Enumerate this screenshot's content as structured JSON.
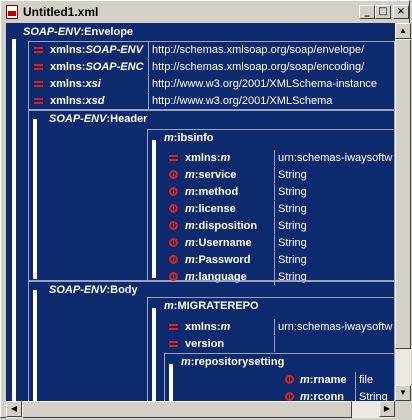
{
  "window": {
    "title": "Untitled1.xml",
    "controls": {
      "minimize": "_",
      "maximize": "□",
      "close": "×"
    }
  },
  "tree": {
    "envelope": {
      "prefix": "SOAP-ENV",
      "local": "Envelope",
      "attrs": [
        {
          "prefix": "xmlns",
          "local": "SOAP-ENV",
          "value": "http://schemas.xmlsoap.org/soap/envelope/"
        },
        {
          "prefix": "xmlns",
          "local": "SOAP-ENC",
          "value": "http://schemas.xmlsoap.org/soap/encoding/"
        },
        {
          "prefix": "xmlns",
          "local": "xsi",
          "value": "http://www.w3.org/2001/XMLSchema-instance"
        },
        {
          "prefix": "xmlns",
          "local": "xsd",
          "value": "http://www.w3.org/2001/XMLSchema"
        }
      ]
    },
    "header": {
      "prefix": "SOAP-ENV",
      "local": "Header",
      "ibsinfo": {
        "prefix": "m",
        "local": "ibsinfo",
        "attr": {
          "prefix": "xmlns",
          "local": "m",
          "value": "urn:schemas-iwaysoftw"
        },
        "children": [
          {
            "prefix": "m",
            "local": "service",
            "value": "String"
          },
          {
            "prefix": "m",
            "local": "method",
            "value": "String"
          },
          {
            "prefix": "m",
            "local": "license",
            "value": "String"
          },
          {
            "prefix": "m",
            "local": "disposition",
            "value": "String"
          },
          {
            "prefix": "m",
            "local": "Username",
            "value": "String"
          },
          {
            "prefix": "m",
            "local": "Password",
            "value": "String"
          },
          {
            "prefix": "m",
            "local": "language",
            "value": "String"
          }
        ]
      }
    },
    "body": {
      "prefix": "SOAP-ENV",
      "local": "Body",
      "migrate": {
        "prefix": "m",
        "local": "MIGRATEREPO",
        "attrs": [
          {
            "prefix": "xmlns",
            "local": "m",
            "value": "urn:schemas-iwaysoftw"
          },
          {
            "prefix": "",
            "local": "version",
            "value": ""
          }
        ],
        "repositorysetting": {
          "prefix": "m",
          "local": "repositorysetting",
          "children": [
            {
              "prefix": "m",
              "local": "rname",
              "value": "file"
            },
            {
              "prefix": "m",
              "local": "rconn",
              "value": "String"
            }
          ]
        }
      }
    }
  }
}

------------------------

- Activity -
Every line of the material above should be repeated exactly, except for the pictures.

- Task solution -
Enumerate this screenshot's content as structured JSON.
{
  "window": {
    "title": "Untitled1.xml",
    "controls": {
      "minimize": "_",
      "maximize": "□",
      "close": "×"
    }
  },
  "tree": {
    "envelope": {
      "prefix": "SOAP-ENV",
      "local": "Envelope",
      "attrs": [
        {
          "prefix": "xmlns",
          "local": "SOAP-ENV",
          "value": "http://schemas.xmlsoap.org/soap/envelope/"
        },
        {
          "prefix": "xmlns",
          "local": "SOAP-ENC",
          "value": "http://schemas.xmlsoap.org/soap/encoding/"
        },
        {
          "prefix": "xmlns",
          "local": "xsi",
          "value": "http://www.w3.org/2001/XMLSchema-instance"
        },
        {
          "prefix": "xmlns",
          "local": "xsd",
          "value": "http://www.w3.org/2001/XMLSchema"
        }
      ]
    },
    "header": {
      "prefix": "SOAP-ENV",
      "local": "Header",
      "ibsinfo": {
        "prefix": "m",
        "local": "ibsinfo",
        "attr": {
          "prefix": "xmlns",
          "local": "m",
          "value": "urn:schemas-iwaysoftw"
        },
        "children": [
          {
            "prefix": "m",
            "local": "service",
            "value": "String"
          },
          {
            "prefix": "m",
            "local": "method",
            "value": "String"
          },
          {
            "prefix": "m",
            "local": "license",
            "value": "String"
          },
          {
            "prefix": "m",
            "local": "disposition",
            "value": "String"
          },
          {
            "prefix": "m",
            "local": "Username",
            "value": "String"
          },
          {
            "prefix": "m",
            "local": "Password",
            "value": "String"
          },
          {
            "prefix": "m",
            "local": "language",
            "value": "String"
          }
        ]
      }
    },
    "body": {
      "prefix": "SOAP-ENV",
      "local": "Body",
      "migrate": {
        "prefix": "m",
        "local": "MIGRATEREPO",
        "attrs": [
          {
            "prefix": "xmlns",
            "local": "m",
            "value": "urn:schemas-iwaysoftw"
          },
          {
            "prefix": "",
            "local": "version",
            "value": ""
          }
        ],
        "repositorysetting": {
          "prefix": "m",
          "local": "repositorysetting",
          "children": [
            {
              "prefix": "m",
              "local": "rname",
              "value": "file"
            },
            {
              "prefix": "m",
              "local": "rconn",
              "value": "String"
            }
          ]
        }
      }
    }
  }
}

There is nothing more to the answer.